**HOW TO COMPLETE THIS TASK**
Where does "heading" appear in the data? Return each line that holds it.

Collected data:

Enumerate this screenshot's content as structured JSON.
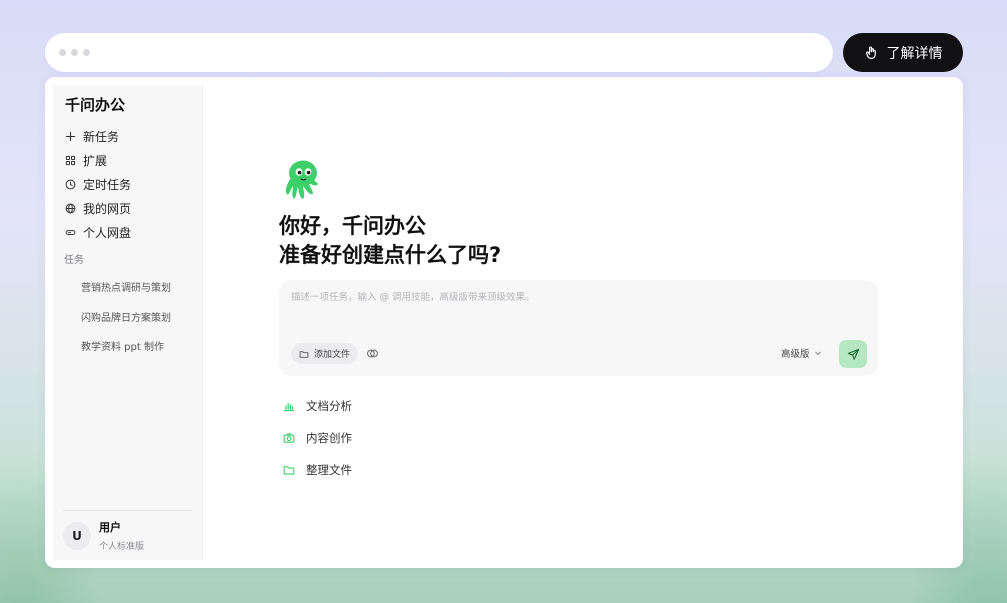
{
  "header": {
    "learn_more_label": "了解详情"
  },
  "sidebar": {
    "title": "千问办公",
    "nav": [
      {
        "label": "新任务",
        "icon": "plus-icon"
      },
      {
        "label": "扩展",
        "icon": "grid-icon"
      },
      {
        "label": "定时任务",
        "icon": "clock-icon"
      },
      {
        "label": "我的网页",
        "icon": "globe-icon"
      },
      {
        "label": "个人网盘",
        "icon": "drive-icon"
      }
    ],
    "tasks_section_label": "任务",
    "tasks": [
      "营销热点调研与策划",
      "闪购品牌日方案策划",
      "教学资料 ppt 制作"
    ],
    "user": {
      "avatar_initial": "U",
      "name": "用户",
      "plan": "个人标准版"
    }
  },
  "main": {
    "greeting_line1": "你好，千问办公",
    "greeting_line2": "准备好创建点什么了吗?",
    "composer": {
      "placeholder": "描述一项任务，输入 @ 调用技能，高级版带来顶级效果。",
      "value": "",
      "attach_label": "添加文件",
      "model_label": "高级版"
    },
    "quick_actions": [
      {
        "label": "文档分析",
        "icon": "bar-chart-icon"
      },
      {
        "label": "内容创作",
        "icon": "camera-icon"
      },
      {
        "label": "整理文件",
        "icon": "folder-icon"
      }
    ]
  },
  "colors": {
    "accent_green": "#3ecf6a",
    "send_button_bg": "#b5e8c2",
    "learn_button_bg": "#111114"
  }
}
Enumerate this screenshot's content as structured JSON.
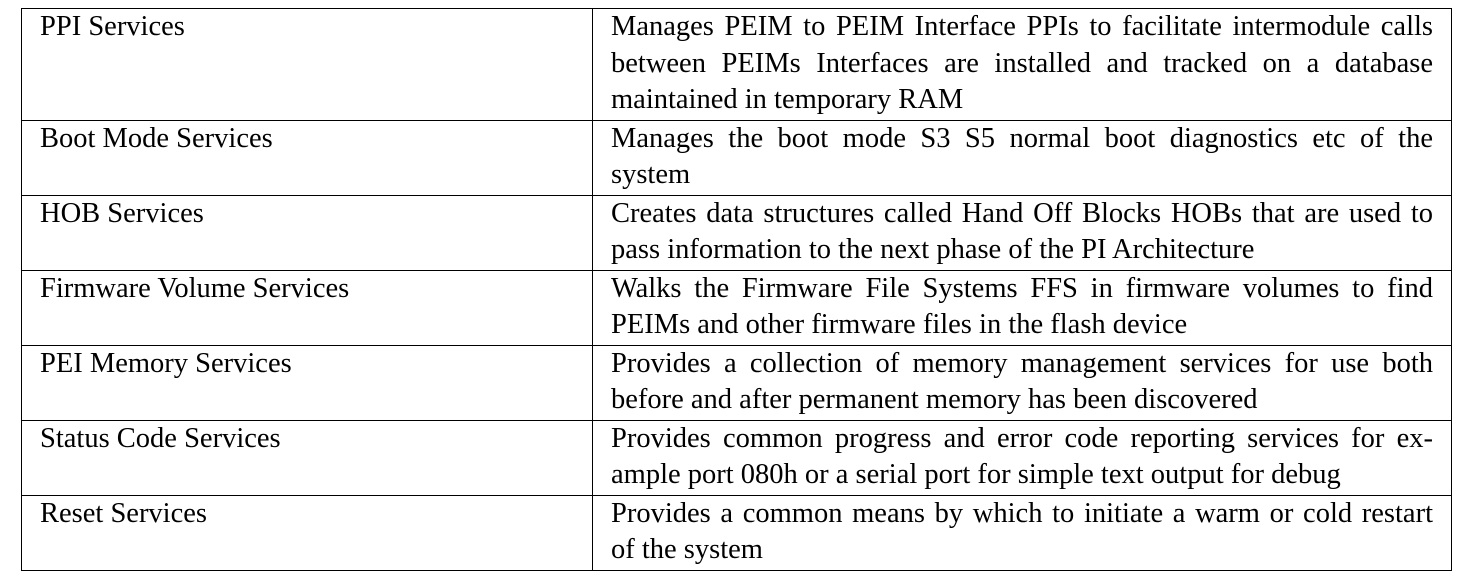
{
  "rows": [
    {
      "service": "PPI Services",
      "description": "Manages PEIM to PEIM Interface PPIs to facilitate intermodule calls between PEIMs Interfaces are installed and tracked on a database maintained in temporary RAM"
    },
    {
      "service": "Boot Mode Services",
      "description": "Manages the boot mode S3 S5 normal boot diagnostics etc of the system"
    },
    {
      "service": "HOB Services",
      "description": "Creates data structures called Hand Off Blocks HOBs that are used to pass information to the next phase of the PI Architecture"
    },
    {
      "service": "Firmware Volume Services",
      "description": "Walks the Firmware File Systems FFS in firmware volumes to find PEIMs and other firmware files in the flash device"
    },
    {
      "service": "PEI Memory Services",
      "description": "Provides a collection of memory management services for use both before and after permanent memory has been discovered"
    },
    {
      "service": "Status Code Services",
      "description": "Provides common progress and error code reporting services for ex­ample port 080h or a serial port for simple text output for debug"
    },
    {
      "service": "Reset Services",
      "description": "Provides a common means by which to initiate a warm or cold restart of the system"
    }
  ]
}
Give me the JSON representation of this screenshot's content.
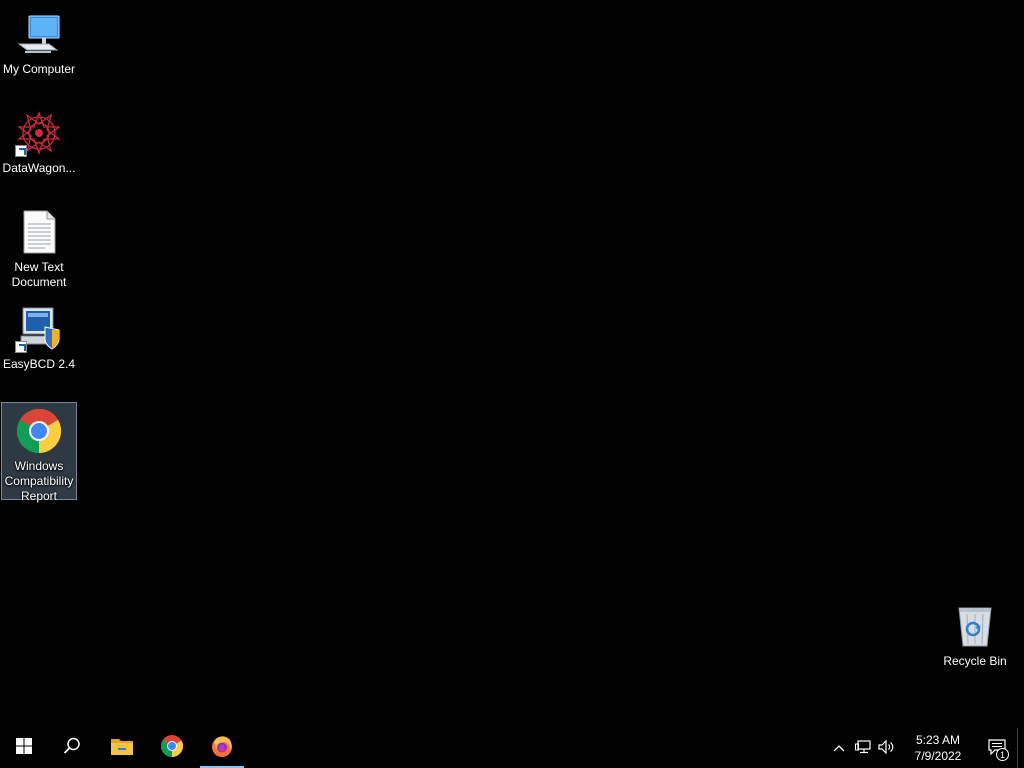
{
  "desktop": {
    "icons": [
      {
        "label": "My Computer",
        "icon": "computer-icon"
      },
      {
        "label": "DataWagon...",
        "icon": "datawagon-icon"
      },
      {
        "label": "New Text Document",
        "icon": "text-document-icon"
      },
      {
        "label": "EasyBCD 2.4",
        "icon": "easybcd-icon"
      },
      {
        "label": "Windows Compatibility Report",
        "icon": "chrome-icon"
      },
      {
        "label": "Recycle Bin",
        "icon": "recycle-bin-icon"
      }
    ],
    "selected_index": 4
  },
  "taskbar": {
    "apps": [
      {
        "name": "Start",
        "icon": "windows-start-icon"
      },
      {
        "name": "Search",
        "icon": "search-icon"
      },
      {
        "name": "File Explorer",
        "icon": "folder-icon"
      },
      {
        "name": "Google Chrome",
        "icon": "chrome-icon"
      },
      {
        "name": "Firefox",
        "icon": "firefox-icon",
        "active": true
      }
    ],
    "tray": {
      "chevron": "^",
      "time": "5:23 AM",
      "date": "7/9/2022",
      "notification_count": "1"
    }
  },
  "colors": {
    "background": "#000000",
    "selection": "#5f7d9a",
    "taskbar_active": "#7fc6ff"
  }
}
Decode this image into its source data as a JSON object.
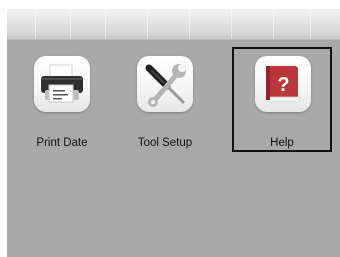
{
  "apps": [
    {
      "label": "Print Date",
      "icon": "printer-icon"
    },
    {
      "label": "Tool  Setup",
      "icon": "tools-icon"
    },
    {
      "label": "Help",
      "icon": "help-book-icon"
    }
  ],
  "selected_app": "Help",
  "colors": {
    "panel_background": "#a9a9a9",
    "focus_border": "#111111"
  }
}
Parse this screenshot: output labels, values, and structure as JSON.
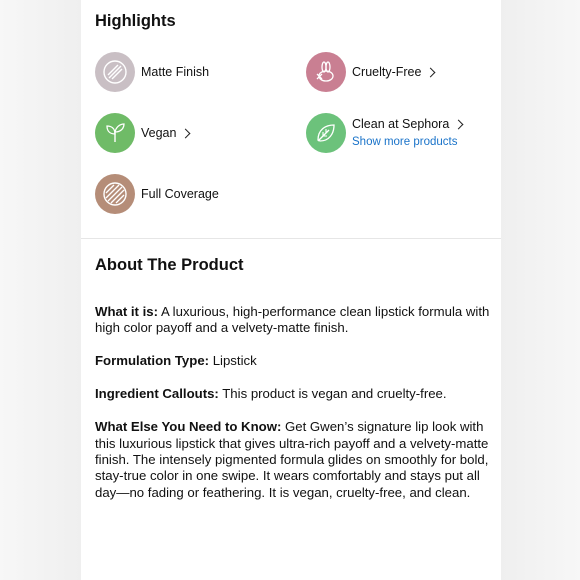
{
  "highlights": {
    "title": "Highlights",
    "items": [
      {
        "label": "Matte Finish",
        "icon": "matte-finish-icon",
        "color": "#c9bfc4",
        "chevron": false
      },
      {
        "label": "Cruelty-Free",
        "icon": "bunny-icon",
        "color": "#c97f92",
        "chevron": true
      },
      {
        "label": "Vegan",
        "icon": "leaf-sprout-icon",
        "color": "#6fbb67",
        "chevron": true
      },
      {
        "label": "Clean at Sephora",
        "icon": "clean-leaf-icon",
        "color": "#6cc27b",
        "chevron": true,
        "link": "Show more products"
      },
      {
        "label": "Full Coverage",
        "icon": "full-coverage-icon",
        "color": "#b58d78",
        "chevron": false
      }
    ]
  },
  "about": {
    "title": "About The Product",
    "paragraphs": [
      {
        "heading": "What it is:",
        "text": " A luxurious, high-performance clean lipstick formula with high color payoff and a velvety-matte finish."
      },
      {
        "heading": "Formulation Type:",
        "text": " Lipstick"
      },
      {
        "heading": "Ingredient Callouts:",
        "text": " This product is vegan and cruelty-free."
      },
      {
        "heading": "What Else You Need to Know:",
        "text": " Get Gwen’s signature lip look with this luxurious lipstick that gives ultra-rich payoff and a velvety-matte finish. The intensely pigmented formula glides on smoothly for bold, stay-true color in one swipe. It wears comfortably and stays put all day—no fading or feathering. It is vegan, cruelty-free, and clean."
      }
    ]
  }
}
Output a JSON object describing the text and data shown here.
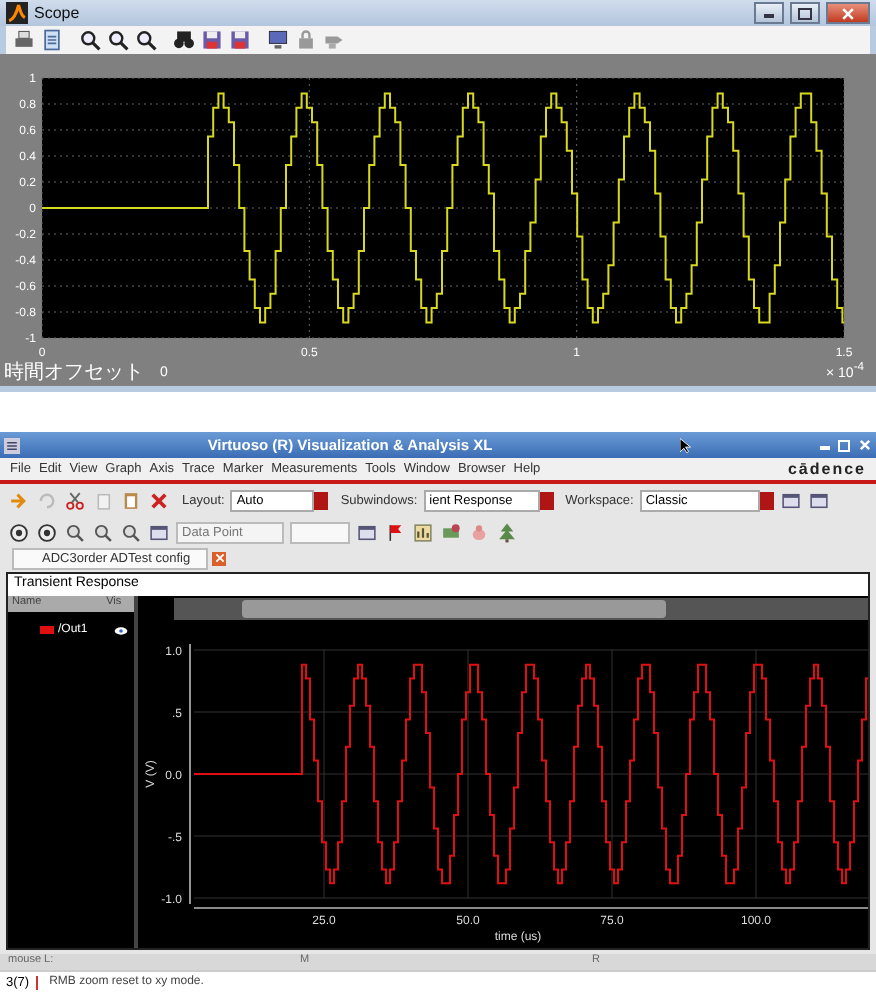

**YOUR SOLUTION**
        "heading": "What it is:",
        "heading": "Formulation Type:",
        "heading": "Ingredient Callouts:",
        "heading": "What Else You Need to Know:",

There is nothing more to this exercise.